Mike: So many great, hands on projects with the scholarship families. Side by side, we cut the grass with machetes, mixed cement by hand and decorated classrooms for the holidays. I made lasting friendships with those families and what I learned from them informs who I try to be as a parent today.

How did your expectations before teaching with BECA differ from the reality?

Katie: I thought the school would feel really desperate without necessary supplies and that the students would be sad. What I remember most is the feeling of pure joy when I opened the gate to SJBS each morning. It was such a happy and lively place and the students were (and are) so full of hope. That feeling when I opened the gate never went away for the entire school year. It was magical.

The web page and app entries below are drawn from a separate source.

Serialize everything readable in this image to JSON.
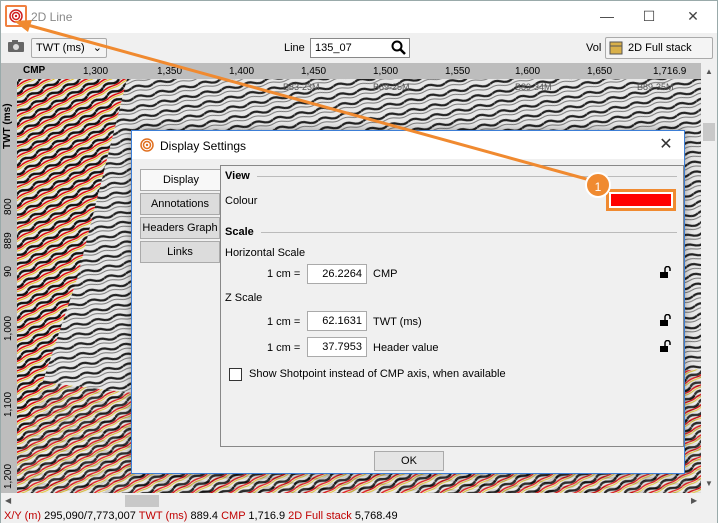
{
  "window": {
    "title": "2D Line"
  },
  "toolbar": {
    "domain_select": "TWT (ms)",
    "line_label": "Line",
    "line_value": "135_07",
    "vol_label": "Vol",
    "vol_value": "2D Full stack"
  },
  "axes": {
    "top_label": "CMP",
    "top_ticks": [
      "1,300",
      "1,350",
      "1,400",
      "1,450",
      "1,500",
      "1,550",
      "1,600",
      "1,650",
      "1,716.9"
    ],
    "left_label": "TWT (ms)",
    "left_ticks": [
      "800",
      "889",
      "90",
      "1,000",
      "1,100",
      "1,200"
    ],
    "annotations": [
      "B83-23M",
      "B89-25M",
      "B89-34M",
      "B89-35M"
    ]
  },
  "status": {
    "xy_label": "X/Y (m)",
    "xy_value": "295,090/7,773,007",
    "twt_label": "TWT (ms)",
    "twt_value": "889.4",
    "cmp_label": "CMP",
    "cmp_value": "1,716.9",
    "stack_label": "2D Full stack",
    "stack_value": "5,768.49"
  },
  "dialog": {
    "title": "Display Settings",
    "tabs": [
      "Display",
      "Annotations",
      "Headers Graph",
      "Links"
    ],
    "view_section": "View",
    "colour_label": "Colour",
    "colour_value": "#ff0000",
    "scale_section": "Scale",
    "hscale_label": "Horizontal Scale",
    "zscale_label": "Z Scale",
    "rows": [
      {
        "prefix": "1 cm =",
        "value": "26.2264",
        "unit": "CMP"
      },
      {
        "prefix": "1 cm =",
        "value": "62.1631",
        "unit": "TWT (ms)"
      },
      {
        "prefix": "1 cm =",
        "value": "37.7953",
        "unit": "Header value"
      }
    ],
    "checkbox_label": "Show Shotpoint instead of CMP axis, when available",
    "ok_label": "OK"
  },
  "callout": {
    "number": "1"
  },
  "colors": {
    "accent": "#f08a30",
    "selection": "#ff0000"
  }
}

I expected it to be sort of depressing. The opposite was true.

Mike: I’d been told how much the parents contributed to the leadership and operation of the schools but didn’t really get it until working there for a few months. It’s truly an equal footing partnership. That’s the very basis for BECA’s success.

Describe your BECA experience in one word.

Katie: Life-changing
Mike: Hot and sweaty … wait that’s two words … okay then, volunteering for BECA is purposeful.

What would you say to potential applicants?

Katie: There are lots of different opportunities available for you to live and teach abroad. What makes BECA different? What makes BECA different is its community-based approach. This organization doesn’t pretend to know the solution to Honduras’s problems. We aren’t trying to impose what we believe will work onto the parents and students of the BECA community. Instead we work hand-in-hand with our partners and empower them. In turn, as a volunteer you learn so much more – SO much more – than you teach. You will be part of an organization with its heart in the right place and that will change how you live in this world forever. Long after your year volunteering is up.

Mike: BECA will require from you every drop you’re willing and able to give…and you’ll be rewarded ten-fold.